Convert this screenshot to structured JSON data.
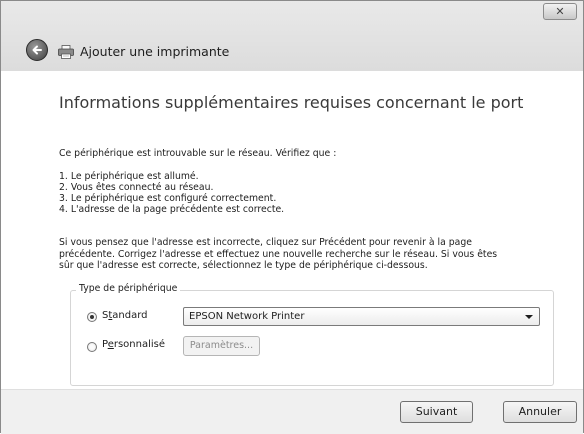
{
  "window": {
    "title": "Ajouter une imprimante",
    "close_glyph": "✕"
  },
  "content": {
    "heading": "Informations supplémentaires requises concernant le port",
    "intro": "Ce périphérique est introuvable sur le réseau. Vérifiez que :",
    "checklist": [
      "1.  Le périphérique est allumé.",
      "2.  Vous êtes connecté au réseau.",
      "3.  Le périphérique est configuré correctement.",
      "4.  L'adresse de la page précédente est correcte."
    ],
    "paragraph_lines": [
      "Si vous pensez que l'adresse est incorrecte, cliquez sur Précédent pour revenir à la page",
      "précédente. Corrigez l'adresse et effectuez une nouvelle recherche sur le réseau. Si vous êtes",
      "sûr que l'adresse est correcte, sélectionnez le type de périphérique ci-dessous."
    ]
  },
  "device_type": {
    "legend": "Type de périphérique",
    "standard_label_pre": "S",
    "standard_label_ul": "t",
    "standard_label_post": "andard",
    "custom_label_pre": "P",
    "custom_label_ul": "e",
    "custom_label_post": "rsonnalisé",
    "selected": "standard",
    "standard_value": "EPSON Network Printer",
    "params_label": "Paramètres..."
  },
  "footer": {
    "next_label": "Suivant",
    "cancel_label": "Annuler"
  },
  "icons": {
    "back": "back-arrow-icon",
    "printer": "printer-icon",
    "close": "close-icon",
    "dropdown": "chevron-down-icon"
  }
}
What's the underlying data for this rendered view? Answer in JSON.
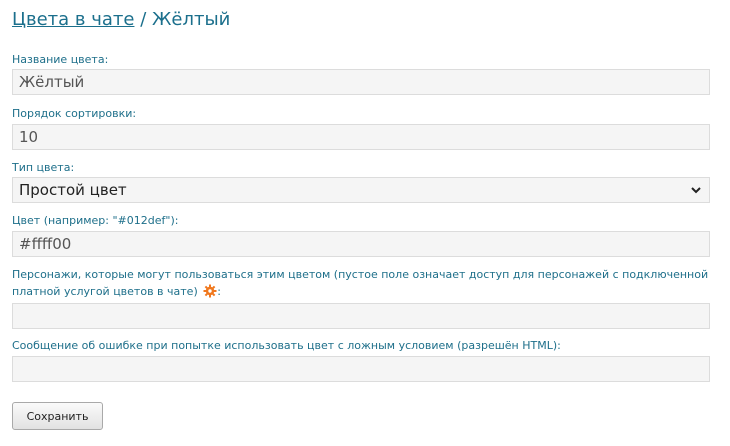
{
  "header": {
    "breadcrumb_link": "Цвета в чате",
    "separator": "/",
    "current": "Жёлтый"
  },
  "form": {
    "color_name": {
      "label": "Название цвета:",
      "value": "Жёлтый"
    },
    "sort_order": {
      "label": "Порядок сортировки:",
      "value": "10"
    },
    "color_type": {
      "label": "Тип цвета:",
      "value": "Простой цвет"
    },
    "color_code": {
      "label": "Цвет (например: \"#012def\"):",
      "value": "#ffff00"
    },
    "characters": {
      "label": "Персонажи, которые могут пользоваться этим цветом (пустое поле означает доступ для персонажей с подключенной платной услугой цветов в чате)",
      "label_suffix": ":",
      "value": ""
    },
    "error_message": {
      "label": "Сообщение об ошибке при попытке использовать цвет с ложным условием (разрешён HTML):",
      "value": ""
    },
    "save_label": "Сохранить"
  },
  "colors": {
    "accent": "#1b6f8c",
    "label": "#1e6f8a",
    "field_bg": "#f5f5f5",
    "gear": "#f0781e"
  }
}
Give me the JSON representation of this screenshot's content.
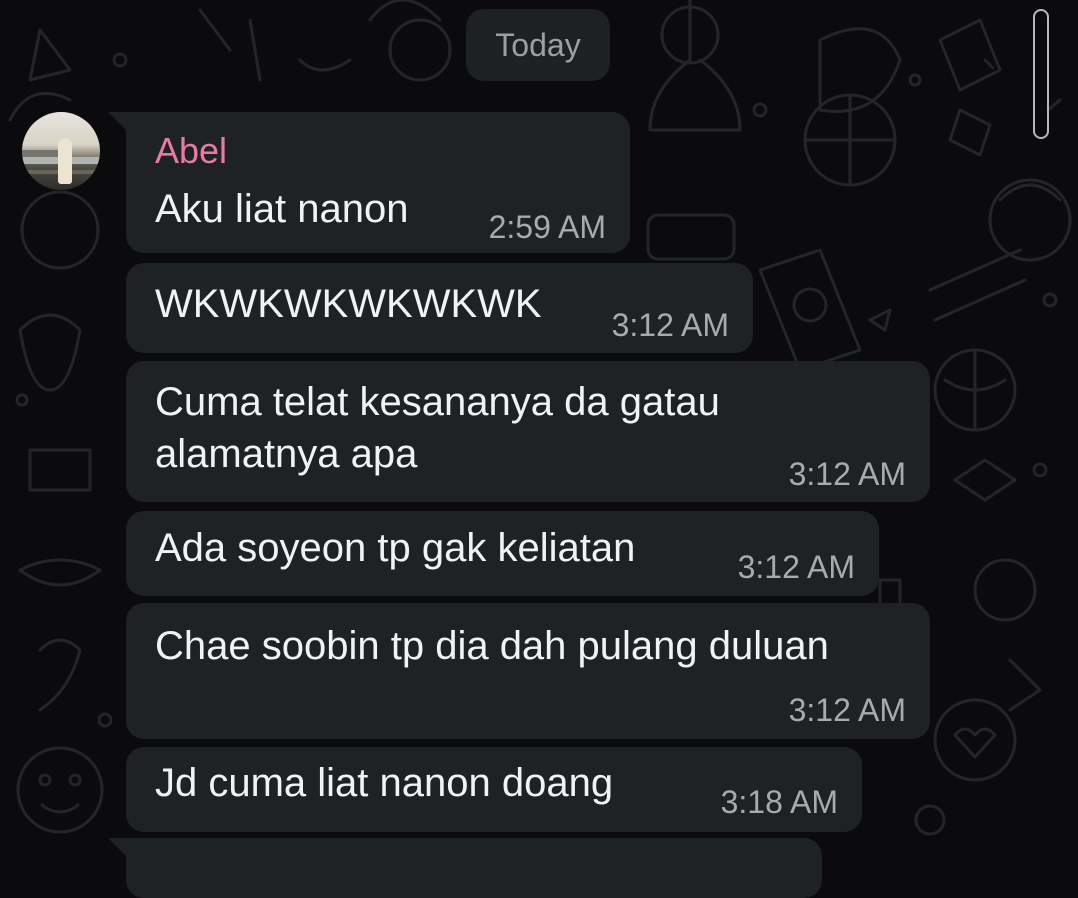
{
  "date_divider": "Today",
  "sender": {
    "name": "Abel",
    "name_color": "#e87aa5"
  },
  "messages": [
    {
      "lines": [
        "Aku liat nanon"
      ],
      "time": "2:59 AM"
    },
    {
      "lines": [
        "WKWKWKWKWKWK"
      ],
      "time": "3:12 AM"
    },
    {
      "lines": [
        "Cuma telat kesananya da gatau",
        "alamatnya apa"
      ],
      "time": "3:12 AM"
    },
    {
      "lines": [
        "Ada soyeon tp gak keliatan"
      ],
      "time": "3:12 AM"
    },
    {
      "lines": [
        "Chae soobin tp dia dah pulang duluan"
      ],
      "time": "3:12 AM"
    },
    {
      "lines": [
        "Jd cuma liat nanon doang"
      ],
      "time": "3:18 AM"
    }
  ],
  "colors": {
    "background": "#0b0b0d",
    "bubble": "#1f2224",
    "date_chip": "#1e2124",
    "message_text": "#f2f2f2",
    "timestamp_text": "#a6abae"
  }
}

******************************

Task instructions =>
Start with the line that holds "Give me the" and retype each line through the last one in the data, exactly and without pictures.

Output for this task =>
Give me the JSON representation of this screenshot's content.
{
  "date_divider": "Today",
  "sender": {
    "name": "Abel",
    "name_color": "#e87aa5"
  },
  "messages": [
    {
      "lines": [
        "Aku liat nanon"
      ],
      "time": "2:59 AM"
    },
    {
      "lines": [
        "WKWKWKWKWKWK"
      ],
      "time": "3:12 AM"
    },
    {
      "lines": [
        "Cuma telat kesananya da gatau",
        "alamatnya apa"
      ],
      "time": "3:12 AM"
    },
    {
      "lines": [
        "Ada soyeon tp gak keliatan"
      ],
      "time": "3:12 AM"
    },
    {
      "lines": [
        "Chae soobin tp dia dah pulang duluan"
      ],
      "time": "3:12 AM"
    },
    {
      "lines": [
        "Jd cuma liat nanon doang"
      ],
      "time": "3:18 AM"
    }
  ],
  "colors": {
    "background": "#0b0b0d",
    "bubble": "#1f2224",
    "date_chip": "#1e2124",
    "message_text": "#f2f2f2",
    "timestamp_text": "#a6abae"
  }
}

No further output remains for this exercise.